Updated July 17, 2014 at 08:46 PM EDT
Mandatory Fun

The Internet is knee-deep in Weird Al week, in which the universe’s preeminent song parody artist is deploying a new video every day to celebrate the release of his latest (and possibly last) album, Mandatory Fun. EW spoke to Weird Al about the origins of some of his classics a few weeks back, but as the new songs roll out , it’s tough not to notice the proliferation of the one-word pop song—both in our culture at large and in Weird Al’s prism view of it. There’s “Tacky” (a play on Pharrell’s “Happy”), “Foil” (off Lorde’s “Royals”), and today, “Handy” (riffing on Iggy Azalea’s “Fancy”).

Whatever you’re feeling about this crop of Weird Al tunes, there’s no denying that Mr. Yankovic loves a nice, simple pop platform, and that, historically speaking, we love him for it. For the most part, his songs generate richness in a manner inversely proportionate to the simplicity of the original. Put another way: Weird Al tends to make maximum hay when given minimal concepts.

But does using this style of song also hamstring Weird Al at times? After all, the simpler the structure of the original, the easier it is for us to compare it and its parody side-by-side. How often does a one-word pop song help Al, and how often does it hurt him? Let’s look.

“Fat,” from 1988’s Even Worse

The gold standard in this category, “Fat” not only made great use of the musicality of Michael Jackson’s “Bad” with all of its exclamations (“shyamon” becomes “ham on… whole wheat”), it also takes a fairly vague source concept—that MJ is generally “bad”—and makes it specific—Al is “fat” in a number of precise ways, handily elucidated in the song.

One-word verdict: Helps.

“Gump” from 1996’s Bad Hair Day

Taking on the Presidents of the United States of America’s alternative classic “Lump,” Weird Al takes a song about an off-kilter girl and pivots to a retelling of the plot of Forrest Gump.

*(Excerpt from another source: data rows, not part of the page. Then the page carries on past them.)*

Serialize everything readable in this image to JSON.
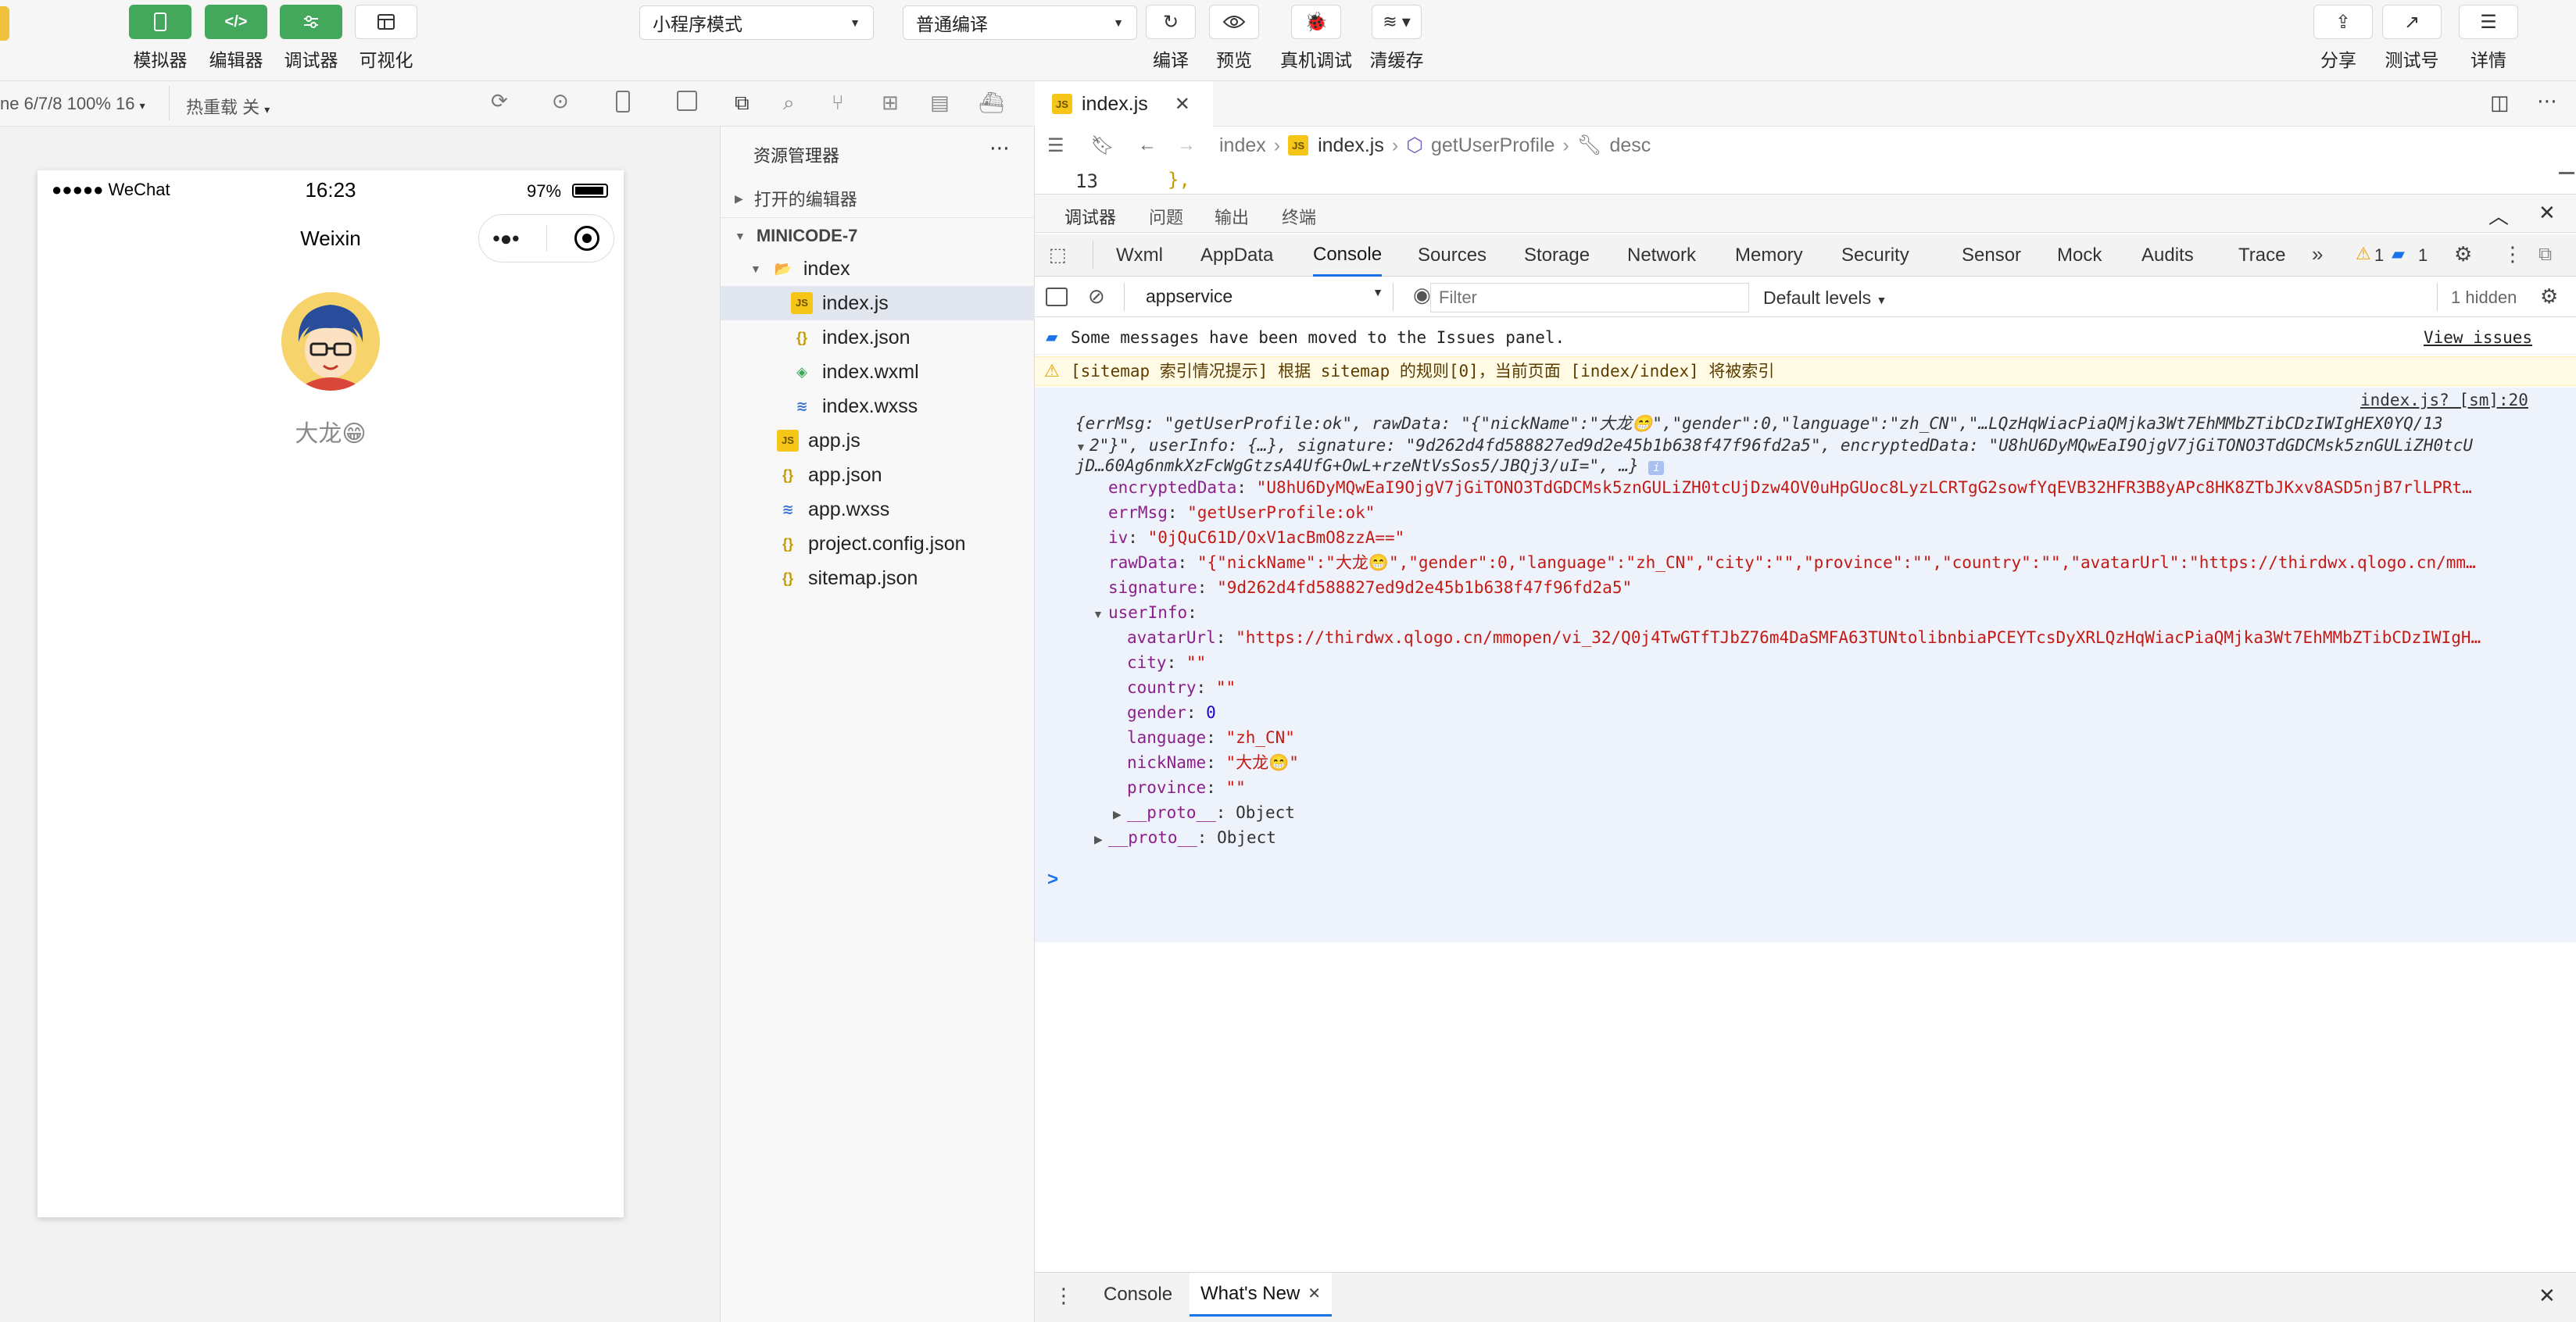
{
  "toolbar": {
    "simulator": "模拟器",
    "editor": "编辑器",
    "debugger": "调试器",
    "visual": "可视化",
    "mode_select": "小程序模式",
    "compile_select": "普通编译",
    "compile": "编译",
    "preview": "预览",
    "real_debug": "真机调试",
    "clear_cache": "清缓存",
    "share": "分享",
    "test_account": "测试号",
    "details": "详情"
  },
  "sim": {
    "device": "ne 6/7/8 100% 16",
    "hot_reload": "热重载 关",
    "status_signal": "●●●●● WeChat",
    "status_time": "16:23",
    "status_battery": "97%",
    "nav_title": "Weixin",
    "nickname": "大龙😁"
  },
  "explorer": {
    "title": "资源管理器",
    "open_editors": "打开的编辑器",
    "project": "MINICODE-7",
    "items": [
      {
        "label": "index",
        "kind": "folder"
      },
      {
        "label": "index.js",
        "kind": "js"
      },
      {
        "label": "index.json",
        "kind": "json"
      },
      {
        "label": "index.wxml",
        "kind": "wxml"
      },
      {
        "label": "index.wxss",
        "kind": "wxss"
      },
      {
        "label": "app.js",
        "kind": "js"
      },
      {
        "label": "app.json",
        "kind": "json"
      },
      {
        "label": "app.wxss",
        "kind": "wxss"
      },
      {
        "label": "project.config.json",
        "kind": "json"
      },
      {
        "label": "sitemap.json",
        "kind": "json"
      }
    ]
  },
  "editor": {
    "tab": "index.js",
    "breadcrumb": [
      "index",
      "index.js",
      "getUserProfile",
      "desc"
    ],
    "line_no": "13",
    "line_code": "},"
  },
  "devtools": {
    "top_tabs": [
      "调试器",
      "问题",
      "输出",
      "终端"
    ],
    "tabs": [
      "Wxml",
      "AppData",
      "Console",
      "Sources",
      "Storage",
      "Network",
      "Memory",
      "Security",
      "Sensor",
      "Mock",
      "Audits",
      "Trace"
    ],
    "warn_count": "1",
    "info_count": "1",
    "context": "appservice",
    "filter_placeholder": "Filter",
    "levels": "Default levels",
    "hidden": "1 hidden",
    "issues_msg": "Some messages have been moved to the Issues panel.",
    "view_issues": "View issues",
    "sitemap_msg": "[sitemap 索引情况提示] 根据 sitemap 的规则[0]，当前页面 [index/index] 将被索引",
    "source_link": "index.js? [sm]:20",
    "summary_1": "{errMsg: \"getUserProfile:ok\", rawData: \"{\"nickName\":\"大龙😁\",\"gender\":0,\"language\":\"zh_CN\",\"…LQzHqWiacPiaQMjka3Wt7EhMMbZTibCDzIWIgHEX0YQ/13",
    "summary_2": "2\"}\", userInfo: {…}, signature: \"9d262d4fd588827ed9d2e45b1b638f47f96fd2a5\", encryptedData: \"U8hU6DyMQwEaI9OjgV7jGiTONO3TdGDCMsk5znGULiZH0tcU",
    "summary_3": "jD…60Ag6nmkXzFcWgGtzsA4UfG+OwL+rzeNtVsSos5/JBQj3/uI=\", …}",
    "props": [
      {
        "key": "encryptedData",
        "value": "\"U8hU6DyMQwEaI9OjgV7jGiTONO3TdGDCMsk5znGULiZH0tcUjDzw4OV0uHpGUoc8LyzLCRTgG2sowfYqEVB32HFR3B8yAPc8HK8ZTbJKxv8ASD5njB7rlLPRt…"
      },
      {
        "key": "errMsg",
        "value": "\"getUserProfile:ok\""
      },
      {
        "key": "iv",
        "value": "\"0jQuC61D/OxV1acBmO8zzA==\""
      },
      {
        "key": "rawData",
        "value": "\"{\"nickName\":\"大龙😁\",\"gender\":0,\"language\":\"zh_CN\",\"city\":\"\",\"province\":\"\",\"country\":\"\",\"avatarUrl\":\"https://thirdwx.qlogo.cn/mm…"
      },
      {
        "key": "signature",
        "value": "\"9d262d4fd588827ed9d2e45b1b638f47f96fd2a5\""
      }
    ],
    "userinfo_key": "userInfo",
    "userinfo": [
      {
        "key": "avatarUrl",
        "value": "\"https://thirdwx.qlogo.cn/mmopen/vi_32/Q0j4TwGTfTJbZ76m4DaSMFA63TUNtolibnbiaPCEYTcsDyXRLQzHqWiacPiaQMjka3Wt7EhMMbZTibCDzIWIgH…"
      },
      {
        "key": "city",
        "value": "\"\""
      },
      {
        "key": "country",
        "value": "\"\""
      },
      {
        "key": "gender",
        "value": "0"
      },
      {
        "key": "language",
        "value": "\"zh_CN\""
      },
      {
        "key": "nickName",
        "value": "\"大龙😁\""
      },
      {
        "key": "province",
        "value": "\"\""
      }
    ],
    "proto_key": "__proto__",
    "proto_val": "Object",
    "prompt": ">",
    "drawer_tabs": [
      "Console",
      "What's New"
    ]
  }
}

It’s a fair bet that most people hearing “Gump” knew the film, since it won the Best Picture Oscar in 1995; the song reminded listeners both of the beloved movie and how good Weird Al can be at turning a phrase (“His buddy Bubba was a shrimp lovin’ man/His friend with no legs he called Lieutenant Dan”).

One-word verdict: Helps.

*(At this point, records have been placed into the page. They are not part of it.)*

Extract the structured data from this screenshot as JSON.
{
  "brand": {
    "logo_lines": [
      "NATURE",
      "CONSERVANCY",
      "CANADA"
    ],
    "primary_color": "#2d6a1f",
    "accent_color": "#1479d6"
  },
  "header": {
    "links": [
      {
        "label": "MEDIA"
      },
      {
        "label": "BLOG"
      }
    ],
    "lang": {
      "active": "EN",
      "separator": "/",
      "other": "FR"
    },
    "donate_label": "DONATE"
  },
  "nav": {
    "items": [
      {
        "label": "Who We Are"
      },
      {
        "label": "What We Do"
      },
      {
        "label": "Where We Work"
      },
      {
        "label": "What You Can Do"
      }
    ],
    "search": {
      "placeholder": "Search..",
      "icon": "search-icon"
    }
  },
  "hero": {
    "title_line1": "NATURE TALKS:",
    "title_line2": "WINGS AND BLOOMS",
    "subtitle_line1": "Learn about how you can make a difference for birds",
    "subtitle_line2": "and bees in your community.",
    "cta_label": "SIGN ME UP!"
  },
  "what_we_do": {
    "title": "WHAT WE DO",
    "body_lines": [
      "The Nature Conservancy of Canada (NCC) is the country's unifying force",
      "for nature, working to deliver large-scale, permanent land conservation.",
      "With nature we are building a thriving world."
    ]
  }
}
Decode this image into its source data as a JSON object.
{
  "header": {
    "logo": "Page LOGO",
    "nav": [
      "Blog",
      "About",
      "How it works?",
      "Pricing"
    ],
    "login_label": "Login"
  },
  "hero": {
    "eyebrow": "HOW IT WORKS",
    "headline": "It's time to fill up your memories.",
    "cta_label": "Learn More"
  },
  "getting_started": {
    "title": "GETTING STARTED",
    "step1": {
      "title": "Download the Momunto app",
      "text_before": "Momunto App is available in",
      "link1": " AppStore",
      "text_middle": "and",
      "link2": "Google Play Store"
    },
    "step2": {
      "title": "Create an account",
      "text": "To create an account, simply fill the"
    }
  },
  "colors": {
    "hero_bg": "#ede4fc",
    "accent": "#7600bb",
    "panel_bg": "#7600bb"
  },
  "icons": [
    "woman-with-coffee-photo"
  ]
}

“Yoda” from 1985’s Dare to Be Stupid

Like “Gump,” this one takes on the plot of Star Wars: Episode V, told from the point of view of Luke Skywalker. While a pretty spot-on parody of the Kinks’ “Lola,” it’s not nearly as zeitgeist-y in its song choice or its subject. Still fun, but not as fun—or as smart—as his later take on Star Wars, “The Saga Begins.” It also lacks a video, which is where Weird Al can really shine—it was only 1985, after all, and, you know, Lucasfilm and rights and whatnot.

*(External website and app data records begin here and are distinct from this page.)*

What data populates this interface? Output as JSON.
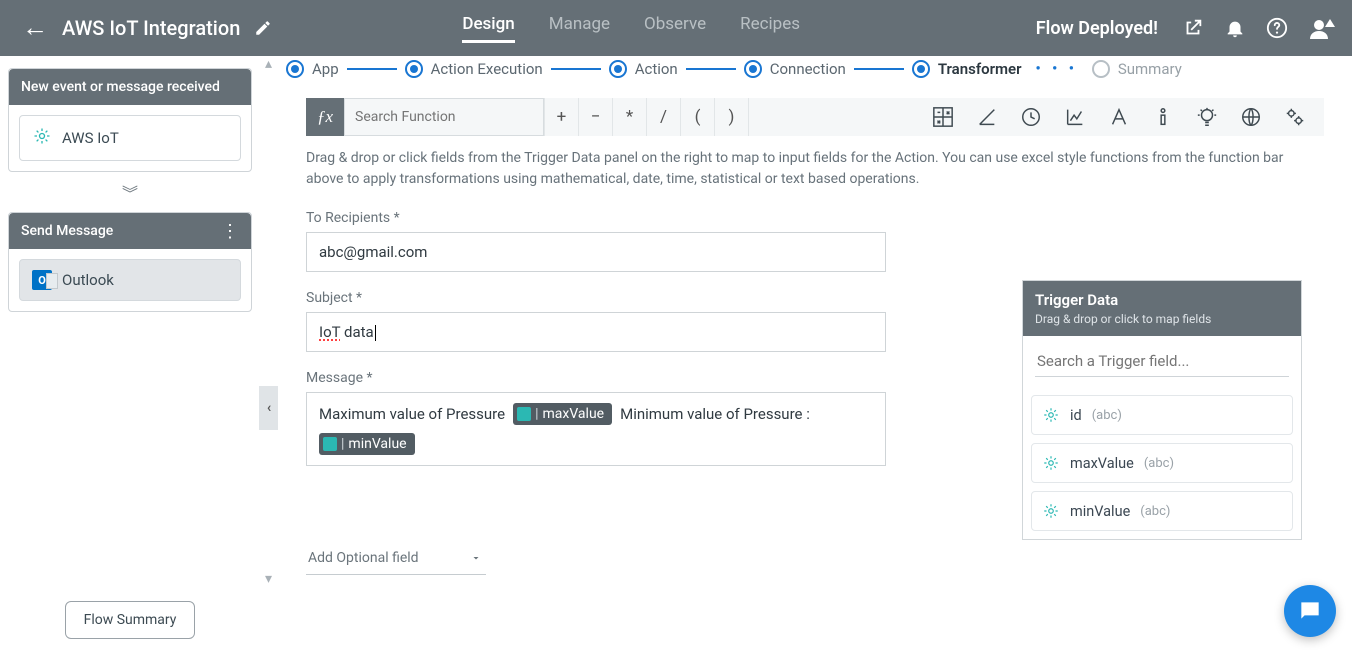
{
  "header": {
    "title": "AWS IoT Integration",
    "tabs": [
      "Design",
      "Manage",
      "Observe",
      "Recipes"
    ],
    "active_tab": 0,
    "deployed_text": "Flow Deployed!"
  },
  "sidebar": {
    "trigger_card_title": "New event or message received",
    "trigger_node": "AWS IoT",
    "action_card_title": "Send Message",
    "action_node": "Outlook",
    "flow_summary_btn": "Flow Summary"
  },
  "steps": {
    "items": [
      "App",
      "Action Execution",
      "Action",
      "Connection",
      "Transformer",
      "Summary"
    ],
    "active_index": 4
  },
  "fnbar": {
    "search_placeholder": "Search Function",
    "ops": [
      "+",
      "−",
      "*",
      "/",
      "(",
      ")"
    ]
  },
  "help_text": "Drag & drop or click fields from the Trigger Data panel on the right to map to input fields for the Action. You can use excel style functions from the function bar above to apply transformations using mathematical, date, time, statistical or text based operations.",
  "form": {
    "to_label": "To Recipients *",
    "to_value": "abc@gmail.com",
    "subject_label": "Subject *",
    "subject_prefix": "IoT",
    "subject_rest": " data",
    "message_label": "Message *",
    "msg_text1": "Maximum value of Pressure",
    "msg_chip1": "maxValue",
    "msg_text2": "Minimum value of Pressure :",
    "msg_chip2": "minValue",
    "optional_label": "Add Optional field"
  },
  "trigger_panel": {
    "title": "Trigger Data",
    "subtitle": "Drag & drop or click to map fields",
    "search_placeholder": "Search a Trigger field...",
    "fields": [
      {
        "name": "id",
        "type": "(abc)"
      },
      {
        "name": "maxValue",
        "type": "(abc)"
      },
      {
        "name": "minValue",
        "type": "(abc)"
      }
    ]
  }
}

One-word verdict: Hurts.

“Foil” from 2014’s Mandatory Fun

At his best, Weird Al squeezes satire juice from the cultural stone, indicting our culture in a cheeky way while still making his own hits. It’s admittedly difficult to rhyme something with the word “royal” but it’s even more difficult to write an entire song about tinfoil. Still: pretty happy to see you, Patton Oswalt, Lizard Person.

One-word verdict: Hurts.

“Tacky,” and “Handy” from 2014’s Mandatory Fun

Like “Fat,” both of these capitalize on their sources’ dead-simple concepts (being fancy and happy, respectively) and blow out the detail to maximal proportions. Sure, Iggy Azalea is “Fancy” and Pharrell is “Happy” but Weird Al is really tacky, and really handy. Allow him to tell you the many reasons why, in that Weird Al-at-his-Weird-Al-iest way: voluminous in detail, effortless in execution.

One-word verdict: Helps.